I had the absolute pleasure of spending last Saturday with a gathering of beautiful, inspired souls. Gabrielle Bernstein, a real-talking, life-living, miracle-making, self-proclaimed Spirit Junkie visited Bodhi Spiritual Center to discuss her latest book, Miracles Now.
I admit. I was a little skeptical when Gabby first came in to my life. She seemed a little too new-agey. A bit too self-helpy. More cosmic than I was ready for, more hippie than I could relate too. I mean, I believed in miracles. And I believed that they happen for people, every day.
But probably not for me. Good things happened to me, of course, and I have more blessings than I could possibly count. But could I really think of them as miracles? Weren’t they just the product of persistence and hard work and setting goals and following through and dumb luck?
Maybe. But the idea that hard soul work could cause miracles was intriguing. And so I started to investigate. I started to read and explore and question. It’s not easy stuff. Surprisingly, it’s even harder than any college course or career path or relationship work I’ve ever done.
It needed to happen, and it probably needed to happen before I was ready. But starting that work is the best thing I’ve ever done, and continue to do. And so when the opportunity to hear from Gabby, real and raw and uncensored, I was there.
On that sunny Saturday, on what felt like the first real day of summer (as evidenced by Gabby’s observation that “everyone in Chicago is naked!”) me and 200 other spirit junkies gathered for a miracle.
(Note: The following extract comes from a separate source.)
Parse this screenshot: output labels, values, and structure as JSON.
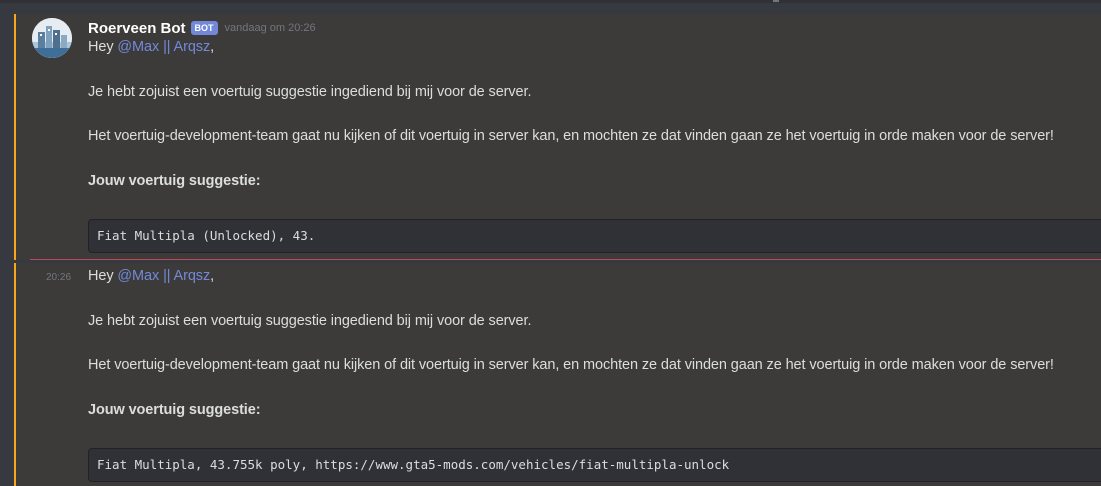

One of Gabby’s first mantras? Start and the pressure will be off.
I need this reminder every day, especially now that I create my own schedule and my own workflow. By nature, I’m an organized person. I like order and a routine. You’d think that working for myself would be a dream. And it is. But something about the need for control is also unsettling to me. Deep down, I know that having that firm a grasp on everything around me is unsustainable. And also? It really, really, sucks the joy out of life.
While I seek balance in the need for control and the desire to let life ebb and flow, I sometimes find myself paralyzed by the pressure. And it’s those moments when I remind myself I just need to start. Whether it’s writing a piece, getting myself to a Pilates class, or tackling the guest room/office/holding cell for miscellaneous junk that desperately needs to be purged (next Tuesday, I’m looking at you), I know that once I start the pressure will be off. “It always seems impossible until it’s done,” don’t you know.
Gabby encourages us to put a spiritual act in place of the addiction. Fear, she says, is the driver of addictive behavior. And it’s true. Sometimes, when anxiety and fear is so elevated that I feel paralyzed, the thing that breaks me out is food. My relationship with food has been complicated for a long time – I love and appreciate and celebrate it and enjoy it so much that I’ve used it both to punish and reward myself. At the same time, in fact. But deep down, I believe food is healing. I believe that, when eaten mindfully with equally nourishing sides of love and self-respect and joy, the food we eat plays a major part in elevating us to our best selves.
One of the exercises we practiced with Gabby was putting a spiritual experience in place of the addictive behavior. To do it?
Simply place your hand on the cover of Miracles Now and say (out loud, because yes) “I need a miracle.”
Open to any page.
On that beautiful afternoon, in that blessed space, I opened to page 154.
#65 – Meditate to Prevent Freaking Out.
And in that moment, I was more resolved than ever that meditation will be part of my evolution. It’s something I’ve struggled to make part of my daily (heck, monthly) routine because…well, it’s hard. It’s hard for me to commit 20 or even 10 minutes to just…sitting. An hour of yoga, a couple of hours of reading a good, soothing, motivating book, journaling until I’m drained of words…easy. But committing to sitting with my thoughts? That’s a challenge. And it’s a little scary.
It’s a scary challenge that keeps floating back into my heart, though. The fact that it keeps reappearing is not lost on me. And so I continued to read.
“Are you the type of person who needs to break down before you break through?” Gabby asks in the book. “Though I had many tools for managing my thoughts, I didn’t have great guidance on how to bust through the really tough times and save myself from a freak-out. One of the best ways to prevent a freak-out is to change your energy through your breath.”
The Miracle Message? In the midst of a meltdown, breathe through the discomfort and you’ll come out on the other side.
And so, the miracle of breath – of my breath – becomes part of my story.